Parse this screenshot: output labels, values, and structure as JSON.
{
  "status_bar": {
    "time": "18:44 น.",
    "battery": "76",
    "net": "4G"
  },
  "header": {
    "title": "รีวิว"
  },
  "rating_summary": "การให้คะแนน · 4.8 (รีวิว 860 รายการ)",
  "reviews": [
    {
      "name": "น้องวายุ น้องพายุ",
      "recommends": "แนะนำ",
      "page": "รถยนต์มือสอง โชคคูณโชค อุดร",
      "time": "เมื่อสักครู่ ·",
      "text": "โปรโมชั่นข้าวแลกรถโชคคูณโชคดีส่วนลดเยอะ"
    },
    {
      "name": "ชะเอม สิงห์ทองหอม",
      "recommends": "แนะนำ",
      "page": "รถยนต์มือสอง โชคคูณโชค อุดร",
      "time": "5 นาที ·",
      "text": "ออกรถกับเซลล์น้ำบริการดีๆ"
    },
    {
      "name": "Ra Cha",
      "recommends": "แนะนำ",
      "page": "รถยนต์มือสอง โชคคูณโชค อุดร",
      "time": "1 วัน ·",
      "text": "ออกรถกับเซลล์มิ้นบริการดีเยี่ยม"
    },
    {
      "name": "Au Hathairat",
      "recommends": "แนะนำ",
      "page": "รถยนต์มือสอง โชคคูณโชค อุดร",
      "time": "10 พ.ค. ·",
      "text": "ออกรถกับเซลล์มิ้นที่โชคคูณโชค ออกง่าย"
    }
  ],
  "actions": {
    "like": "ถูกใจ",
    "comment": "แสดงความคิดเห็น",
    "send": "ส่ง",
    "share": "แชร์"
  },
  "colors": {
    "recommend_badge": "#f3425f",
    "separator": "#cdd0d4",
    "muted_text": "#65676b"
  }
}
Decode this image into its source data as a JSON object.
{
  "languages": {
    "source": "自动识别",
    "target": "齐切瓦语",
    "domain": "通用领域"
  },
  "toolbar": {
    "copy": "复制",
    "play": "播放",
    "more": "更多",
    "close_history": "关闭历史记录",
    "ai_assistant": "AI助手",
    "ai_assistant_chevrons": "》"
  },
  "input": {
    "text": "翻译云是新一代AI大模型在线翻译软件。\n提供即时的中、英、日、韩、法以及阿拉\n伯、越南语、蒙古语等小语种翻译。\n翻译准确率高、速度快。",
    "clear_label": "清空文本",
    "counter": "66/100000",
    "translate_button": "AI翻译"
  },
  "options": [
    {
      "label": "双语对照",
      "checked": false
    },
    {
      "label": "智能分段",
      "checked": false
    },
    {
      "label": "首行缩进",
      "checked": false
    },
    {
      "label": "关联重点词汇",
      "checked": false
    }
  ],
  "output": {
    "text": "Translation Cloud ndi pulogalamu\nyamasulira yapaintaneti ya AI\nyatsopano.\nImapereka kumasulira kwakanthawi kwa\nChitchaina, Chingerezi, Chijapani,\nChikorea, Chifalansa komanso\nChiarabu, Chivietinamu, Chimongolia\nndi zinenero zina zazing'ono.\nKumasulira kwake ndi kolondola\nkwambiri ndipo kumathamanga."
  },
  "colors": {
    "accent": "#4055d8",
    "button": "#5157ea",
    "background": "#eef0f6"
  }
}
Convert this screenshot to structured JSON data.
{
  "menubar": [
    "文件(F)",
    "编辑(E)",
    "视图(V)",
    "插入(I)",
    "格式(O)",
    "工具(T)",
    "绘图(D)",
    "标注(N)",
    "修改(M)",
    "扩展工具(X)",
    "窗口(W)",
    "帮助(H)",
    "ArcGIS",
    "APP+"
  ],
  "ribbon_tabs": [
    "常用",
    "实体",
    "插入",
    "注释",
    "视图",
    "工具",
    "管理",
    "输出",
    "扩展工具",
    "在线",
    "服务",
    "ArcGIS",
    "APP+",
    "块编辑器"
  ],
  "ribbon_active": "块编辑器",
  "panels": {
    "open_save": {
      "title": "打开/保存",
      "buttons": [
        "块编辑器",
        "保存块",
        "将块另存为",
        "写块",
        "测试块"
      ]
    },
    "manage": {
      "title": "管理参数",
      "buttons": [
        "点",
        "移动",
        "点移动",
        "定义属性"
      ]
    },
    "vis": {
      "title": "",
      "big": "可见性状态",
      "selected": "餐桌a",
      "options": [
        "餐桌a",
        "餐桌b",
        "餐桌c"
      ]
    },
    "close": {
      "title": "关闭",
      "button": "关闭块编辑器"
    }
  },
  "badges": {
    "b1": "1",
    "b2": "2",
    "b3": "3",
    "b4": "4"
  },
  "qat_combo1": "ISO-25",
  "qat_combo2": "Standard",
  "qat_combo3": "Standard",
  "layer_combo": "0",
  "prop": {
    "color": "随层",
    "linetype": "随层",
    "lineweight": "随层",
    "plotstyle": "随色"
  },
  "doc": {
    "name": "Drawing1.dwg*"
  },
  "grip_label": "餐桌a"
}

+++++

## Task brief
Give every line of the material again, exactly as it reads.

## Solution to this problem
Parse this screenshot: output labels, values, and structure as JSON.
{
  "status_bar": {
    "time": "18:44 น.",
    "battery": "76",
    "net": "4G"
  },
  "header": {
    "title": "รีวิว"
  },
  "rating_summary": "การให้คะแนน · 4.8 (รีวิว 860 รายการ)",
  "reviews": [
    {
      "name": "น้องวายุ น้องพายุ",
      "recommends": "แนะนำ",
      "page": "รถยนต์มือสอง โชคคูณโชค อุดร",
      "time": "เมื่อสักครู่ ·",
      "text": "โปรโมชั่นข้าวแลกรถโชคคูณโชคดีส่วนลดเยอะ"
    },
    {
      "name": "ชะเอม สิงห์ทองหอม",
      "recommends": "แนะนำ",
      "page": "รถยนต์มือสอง โชคคูณโชค อุดร",
      "time": "5 นาที ·",
      "text": "ออกรถกับเซลล์น้ำบริการดีๆ"
    },
    {
      "name": "Ra Cha",
      "recommends": "แนะนำ",
      "page": "รถยนต์มือสอง โชคคูณโชค อุดร",
      "time": "1 วัน ·",
      "text": "ออกรถกับเซลล์มิ้นบริการดีเยี่ยม"
    },
    {
      "name": "Au Hathairat",
      "recommends": "แนะนำ",
      "page": "รถยนต์มือสอง โชคคูณโชค อุดร",
      "time": "10 พ.ค. ·",
      "text": "ออกรถกับเซลล์มิ้นที่โชคคูณโชค ออกง่าย"
    }
  ],
  "actions": {
    "like": "ถูกใจ",
    "comment": "แสดงความคิดเห็น",
    "send": "ส่ง",
    "share": "แชร์"
  },
  "colors": {
    "recommend_badge": "#f3425f",
    "separator": "#cdd0d4",
    "muted_text": "#65676b"
  }
}
Decode this image into its source data as a JSON object.
{
  "languages": {
    "source": "自动识别",
    "target": "齐切瓦语",
    "domain": "通用领域"
  },
  "toolbar": {
    "copy": "复制",
    "play": "播放",
    "more": "更多",
    "close_history": "关闭历史记录",
    "ai_assistant": "AI助手",
    "ai_assistant_chevrons": "》"
  },
  "input": {
    "text": "翻译云是新一代AI大模型在线翻译软件。\n提供即时的中、英、日、韩、法以及阿拉\n伯、越南语、蒙古语等小语种翻译。\n翻译准确率高、速度快。",
    "clear_label": "清空文本",
    "counter": "66/100000",
    "translate_button": "AI翻译"
  },
  "options": [
    {
      "label": "双语对照",
      "checked": false
    },
    {
      "label": "智能分段",
      "checked": false
    },
    {
      "label": "首行缩进",
      "checked": false
    },
    {
      "label": "关联重点词汇",
      "checked": false
    }
  ],
  "output": {
    "text": "Translation Cloud ndi pulogalamu\nyamasulira yapaintaneti ya AI\nyatsopano.\nImapereka kumasulira kwakanthawi kwa\nChitchaina, Chingerezi, Chijapani,\nChikorea, Chifalansa komanso\nChiarabu, Chivietinamu, Chimongolia\nndi zinenero zina zazing'ono.\nKumasulira kwake ndi kolondola\nkwambiri ndipo kumathamanga."
  },
  "colors": {
    "accent": "#4055d8",
    "button": "#5157ea",
    "background": "#eef0f6"
  }
}
Convert this screenshot to structured JSON data.
{
  "menubar": [
    "文件(F)",
    "编辑(E)",
    "视图(V)",
    "插入(I)",
    "格式(O)",
    "工具(T)",
    "绘图(D)",
    "标注(N)",
    "修改(M)",
    "扩展工具(X)",
    "窗口(W)",
    "帮助(H)",
    "ArcGIS",
    "APP+"
  ],
  "ribbon_tabs": [
    "常用",
    "实体",
    "插入",
    "注释",
    "视图",
    "工具",
    "管理",
    "输出",
    "扩展工具",
    "在线",
    "服务",
    "ArcGIS",
    "APP+",
    "块编辑器"
  ],
  "ribbon_active": "块编辑器",
  "panels": {
    "open_save": {
      "title": "打开/保存",
      "buttons": [
        "块编辑器",
        "保存块",
        "将块另存为",
        "写块",
        "测试块"
      ]
    },
    "manage": {
      "title": "管理参数",
      "buttons": [
        "点",
        "移动",
        "点移动",
        "定义属性"
      ]
    },
    "vis": {
      "title": "",
      "big": "可见性状态",
      "selected": "餐桌a",
      "options": [
        "餐桌a",
        "餐桌b",
        "餐桌c"
      ]
    },
    "close": {
      "title": "关闭",
      "button": "关闭块编辑器"
    }
  },
  "badges": {
    "b1": "1",
    "b2": "2",
    "b3": "3",
    "b4": "4"
  },
  "qat_combo1": "ISO-25",
  "qat_combo2": "Standard",
  "qat_combo3": "Standard",
  "layer_combo": "0",
  "prop": {
    "color": "随层",
    "linetype": "随层",
    "lineweight": "随层",
    "plotstyle": "随色"
  },
  "doc": {
    "name": "Drawing1.dwg*"
  },
  "grip_label": "餐桌a"
}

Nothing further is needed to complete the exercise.